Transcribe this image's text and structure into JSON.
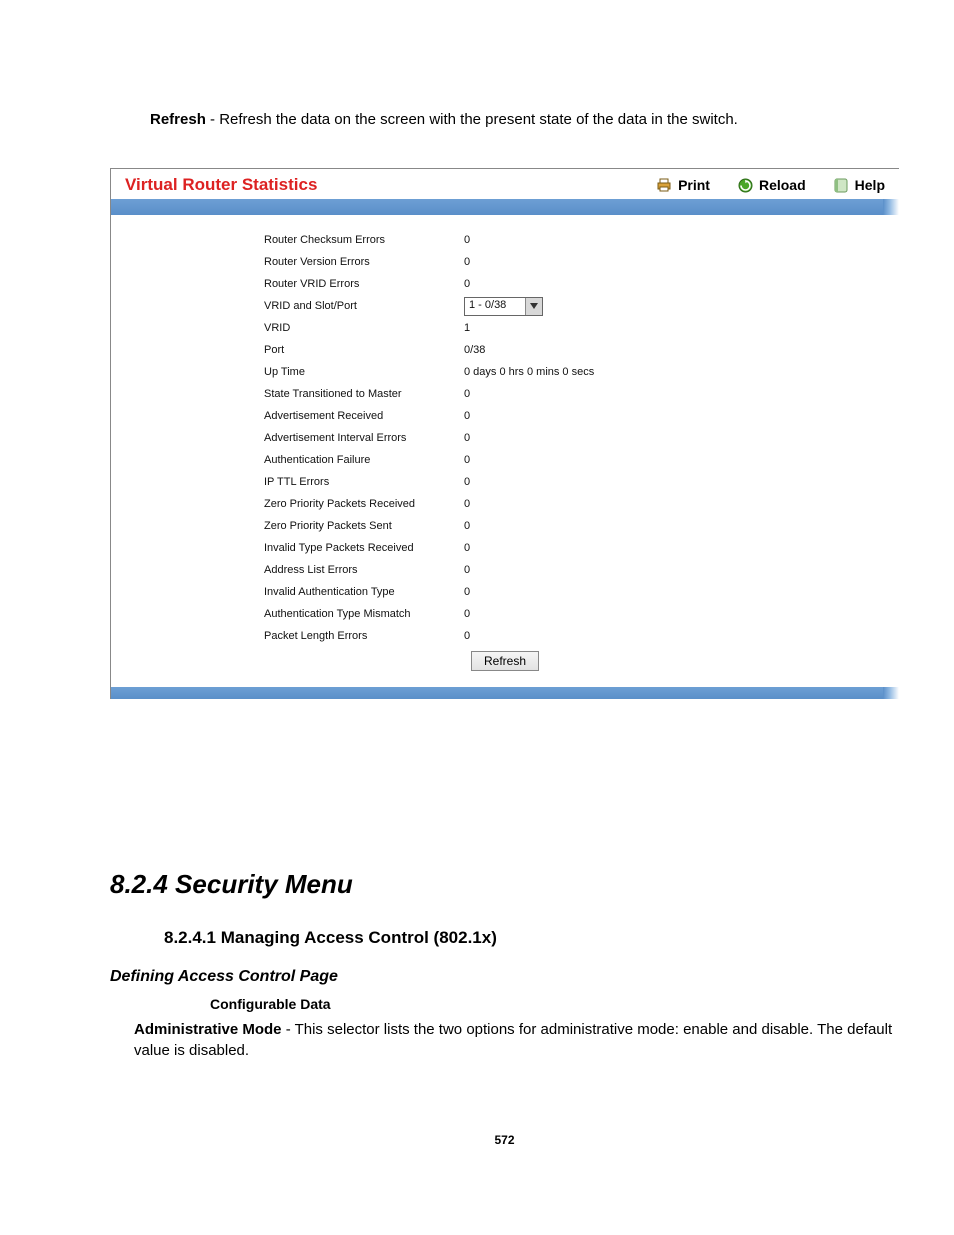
{
  "intro": {
    "refresh_label": "Refresh",
    "refresh_desc": " - Refresh the data on the screen with the present state of the data in the switch."
  },
  "panel": {
    "title": "Virtual Router Statistics",
    "toolbar": {
      "print": "Print",
      "reload": "Reload",
      "help": "Help"
    },
    "select_value": "1 - 0/38",
    "rows": [
      {
        "label": "Router Checksum Errors",
        "value": "0",
        "type": "text"
      },
      {
        "label": "Router Version Errors",
        "value": "0",
        "type": "text"
      },
      {
        "label": "Router VRID Errors",
        "value": "0",
        "type": "text"
      },
      {
        "label": "VRID and Slot/Port",
        "value": "",
        "type": "select"
      },
      {
        "label": "VRID",
        "value": "1",
        "type": "text"
      },
      {
        "label": "Port",
        "value": "0/38",
        "type": "text"
      },
      {
        "label": "Up Time",
        "value": "0 days 0 hrs 0 mins 0 secs",
        "type": "text"
      },
      {
        "label": "State Transitioned to Master",
        "value": "0",
        "type": "text"
      },
      {
        "label": "Advertisement Received",
        "value": "0",
        "type": "text"
      },
      {
        "label": "Advertisement Interval Errors",
        "value": "0",
        "type": "text"
      },
      {
        "label": "Authentication Failure",
        "value": "0",
        "type": "text"
      },
      {
        "label": "IP TTL Errors",
        "value": "0",
        "type": "text"
      },
      {
        "label": "Zero Priority Packets Received",
        "value": "0",
        "type": "text"
      },
      {
        "label": "Zero Priority Packets Sent",
        "value": "0",
        "type": "text"
      },
      {
        "label": "Invalid Type Packets Received",
        "value": "0",
        "type": "text"
      },
      {
        "label": "Address List Errors",
        "value": "0",
        "type": "text"
      },
      {
        "label": "Invalid Authentication Type",
        "value": "0",
        "type": "text"
      },
      {
        "label": "Authentication Type Mismatch",
        "value": "0",
        "type": "text"
      },
      {
        "label": "Packet Length Errors",
        "value": "0",
        "type": "text"
      }
    ],
    "refresh_btn": "Refresh"
  },
  "doc": {
    "section": "8.2.4 Security Menu",
    "sub": "8.2.4.1 Managing Access Control (802.1x)",
    "sub2": "Defining Access Control Page",
    "sub3": "Configurable Data",
    "admin_label": "Administrative Mode",
    "admin_desc": " - This selector lists the two options for administrative mode: enable and disable. The default value is disabled.",
    "page_num": "572"
  }
}
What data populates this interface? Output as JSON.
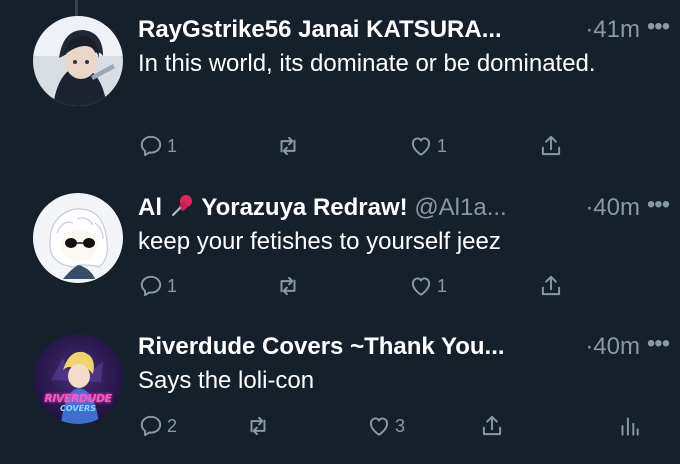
{
  "tweets": [
    {
      "name": "RayGstrike56 Janai KATSURA...",
      "handle": "",
      "time": "·41m",
      "text": "In this world, its dominate or be dominated.",
      "replies": "1",
      "retweets": "",
      "likes": "1",
      "avatar_icon": "anime-character-avatar",
      "action_icons": [
        "reply-icon",
        "retweet-icon",
        "like-icon",
        "share-icon"
      ]
    },
    {
      "name": "Al",
      "name_icon": "pushpin-emoji",
      "name_after": "Yorazuya Redraw!",
      "handle": "@Al1a...",
      "time": "·40m",
      "text": "keep your fetishes to yourself jeez",
      "replies": "1",
      "retweets": "",
      "likes": "1",
      "avatar_icon": "white-haired-character-avatar",
      "action_icons": [
        "reply-icon",
        "retweet-icon",
        "like-icon",
        "share-icon"
      ]
    },
    {
      "name": "Riverdude Covers ~Thank You...",
      "handle": "",
      "time": "·40m",
      "text": "Says the loli-con",
      "replies": "2",
      "retweets": "",
      "likes": "3",
      "avatar_icon": "riverdude-covers-logo-avatar",
      "avatar_logo_line1": "RIVERDUDE",
      "avatar_logo_line2": "COVERS",
      "action_icons": [
        "reply-icon",
        "retweet-icon",
        "like-icon",
        "share-icon",
        "analytics-icon"
      ]
    }
  ],
  "more_label": "•••",
  "colors": {
    "background": "#15202b",
    "text_primary": "#ffffff",
    "text_secondary": "#8899a6",
    "divider": "#38444d"
  }
}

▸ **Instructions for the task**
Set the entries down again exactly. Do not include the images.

▸ **Solved problem**
Transcribe this image's text and structure into JSON.
{
  "intro": {
    "refresh_label": "Refresh",
    "refresh_desc": " - Refresh the data on the screen with the present state of the data in the switch."
  },
  "panel": {
    "title": "Virtual Router Statistics",
    "toolbar": {
      "print": "Print",
      "reload": "Reload",
      "help": "Help"
    },
    "select_value": "1 - 0/38",
    "rows": [
      {
        "label": "Router Checksum Errors",
        "value": "0",
        "type": "text"
      },
      {
        "label": "Router Version Errors",
        "value": "0",
        "type": "text"
      },
      {
        "label": "Router VRID Errors",
        "value": "0",
        "type": "text"
      },
      {
        "label": "VRID and Slot/Port",
        "value": "",
        "type": "select"
      },
      {
        "label": "VRID",
        "value": "1",
        "type": "text"
      },
      {
        "label": "Port",
        "value": "0/38",
        "type": "text"
      },
      {
        "label": "Up Time",
        "value": "0 days 0 hrs 0 mins 0 secs",
        "type": "text"
      },
      {
        "label": "State Transitioned to Master",
        "value": "0",
        "type": "text"
      },
      {
        "label": "Advertisement Received",
        "value": "0",
        "type": "text"
      },
      {
        "label": "Advertisement Interval Errors",
        "value": "0",
        "type": "text"
      },
      {
        "label": "Authentication Failure",
        "value": "0",
        "type": "text"
      },
      {
        "label": "IP TTL Errors",
        "value": "0",
        "type": "text"
      },
      {
        "label": "Zero Priority Packets Received",
        "value": "0",
        "type": "text"
      },
      {
        "label": "Zero Priority Packets Sent",
        "value": "0",
        "type": "text"
      },
      {
        "label": "Invalid Type Packets Received",
        "value": "0",
        "type": "text"
      },
      {
        "label": "Address List Errors",
        "value": "0",
        "type": "text"
      },
      {
        "label": "Invalid Authentication Type",
        "value": "0",
        "type": "text"
      },
      {
        "label": "Authentication Type Mismatch",
        "value": "0",
        "type": "text"
      },
      {
        "label": "Packet Length Errors",
        "value": "0",
        "type": "text"
      }
    ],
    "refresh_btn": "Refresh"
  },
  "doc": {
    "section": "8.2.4 Security Menu",
    "sub": "8.2.4.1 Managing Access Control (802.1x)",
    "sub2": "Defining Access Control Page",
    "sub3": "Configurable Data",
    "admin_label": "Administrative Mode",
    "admin_desc": " - This selector lists the two options for administrative mode: enable and disable. The default value is disabled.",
    "page_num": "572"
  }
}
What data populates this interface? Output as JSON.
{
  "tweets": [
    {
      "name": "RayGstrike56 Janai KATSURA...",
      "handle": "",
      "time": "·41m",
      "text": "In this world, its dominate or be dominated.",
      "replies": "1",
      "retweets": "",
      "likes": "1",
      "avatar_icon": "anime-character-avatar",
      "action_icons": [
        "reply-icon",
        "retweet-icon",
        "like-icon",
        "share-icon"
      ]
    },
    {
      "name": "Al",
      "name_icon": "pushpin-emoji",
      "name_after": "Yorazuya Redraw!",
      "handle": "@Al1a...",
      "time": "·40m",
      "text": "keep your fetishes to yourself jeez",
      "replies": "1",
      "retweets": "",
      "likes": "1",
      "avatar_icon": "white-haired-character-avatar",
      "action_icons": [
        "reply-icon",
        "retweet-icon",
        "like-icon",
        "share-icon"
      ]
    },
    {
      "name": "Riverdude Covers ~Thank You...",
      "handle": "",
      "time": "·40m",
      "text": "Says the loli-con",
      "replies": "2",
      "retweets": "",
      "likes": "3",
      "avatar_icon": "riverdude-covers-logo-avatar",
      "avatar_logo_line1": "RIVERDUDE",
      "avatar_logo_line2": "COVERS",
      "action_icons": [
        "reply-icon",
        "retweet-icon",
        "like-icon",
        "share-icon",
        "analytics-icon"
      ]
    }
  ],
  "more_label": "•••",
  "colors": {
    "background": "#15202b",
    "text_primary": "#ffffff",
    "text_secondary": "#8899a6",
    "divider": "#38444d"
  }
}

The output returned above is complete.